**EXERCISE DIRECTIONS:** Below are the records; retype them exactly and omit each picture.

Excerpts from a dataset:
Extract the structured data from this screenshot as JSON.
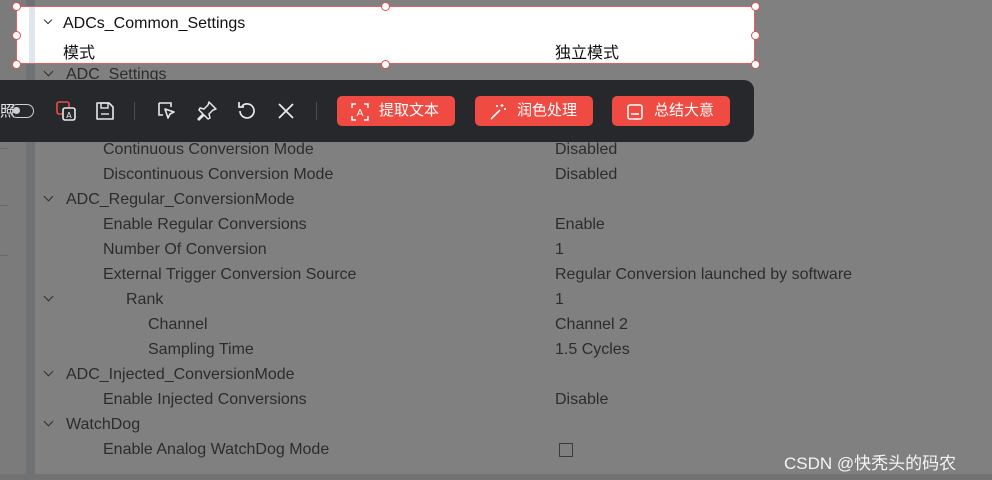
{
  "selected_row": {
    "title": "ADCs_Common_Settings",
    "mode_label": "模式",
    "mode_value": "独立模式"
  },
  "partial_header": "ADC_Settings",
  "toolbar": {
    "left_text": "照",
    "buttons": {
      "extract_text": "提取文本",
      "polish": "润色处理",
      "summarize": "总结大意"
    }
  },
  "rows": [
    {
      "label": "Continuous Conversion Mode",
      "value": "Disabled"
    },
    {
      "label": "Discontinuous Conversion Mode",
      "value": "Disabled"
    },
    {
      "label": "ADC_Regular_ConversionMode",
      "value": ""
    },
    {
      "label": "Enable Regular Conversions",
      "value": "Enable"
    },
    {
      "label": "Number Of Conversion",
      "value": "1"
    },
    {
      "label": "External Trigger Conversion Source",
      "value": "Regular Conversion launched by software"
    },
    {
      "label": "Rank",
      "value": "1"
    },
    {
      "label": "Channel",
      "value": "Channel 2"
    },
    {
      "label": "Sampling Time",
      "value": "1.5 Cycles"
    },
    {
      "label": "ADC_Injected_ConversionMode",
      "value": ""
    },
    {
      "label": "Enable Injected Conversions",
      "value": "Disable"
    },
    {
      "label": "WatchDog",
      "value": ""
    },
    {
      "label": "Enable Analog WatchDog Mode",
      "value": ""
    }
  ],
  "watermark": "CSDN @快秃头的码农",
  "colors": {
    "accent": "#f04b42",
    "toolbar_bg": "#26282c",
    "dim_bg": "#808080"
  }
}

**SOLUTION:**
Extract the structured data from this screenshot as JSON.
{
  "selected_row": {
    "title": "ADCs_Common_Settings",
    "mode_label": "模式",
    "mode_value": "独立模式"
  },
  "partial_header": "ADC_Settings",
  "toolbar": {
    "left_text": "照",
    "buttons": {
      "extract_text": "提取文本",
      "polish": "润色处理",
      "summarize": "总结大意"
    }
  },
  "rows": [
    {
      "label": "Continuous Conversion Mode",
      "value": "Disabled"
    },
    {
      "label": "Discontinuous Conversion Mode",
      "value": "Disabled"
    },
    {
      "label": "ADC_Regular_ConversionMode",
      "value": ""
    },
    {
      "label": "Enable Regular Conversions",
      "value": "Enable"
    },
    {
      "label": "Number Of Conversion",
      "value": "1"
    },
    {
      "label": "External Trigger Conversion Source",
      "value": "Regular Conversion launched by software"
    },
    {
      "label": "Rank",
      "value": "1"
    },
    {
      "label": "Channel",
      "value": "Channel 2"
    },
    {
      "label": "Sampling Time",
      "value": "1.5 Cycles"
    },
    {
      "label": "ADC_Injected_ConversionMode",
      "value": ""
    },
    {
      "label": "Enable Injected Conversions",
      "value": "Disable"
    },
    {
      "label": "WatchDog",
      "value": ""
    },
    {
      "label": "Enable Analog WatchDog Mode",
      "value": ""
    }
  ],
  "watermark": "CSDN @快秃头的码农",
  "colors": {
    "accent": "#f04b42",
    "toolbar_bg": "#26282c",
    "dim_bg": "#808080"
  }
}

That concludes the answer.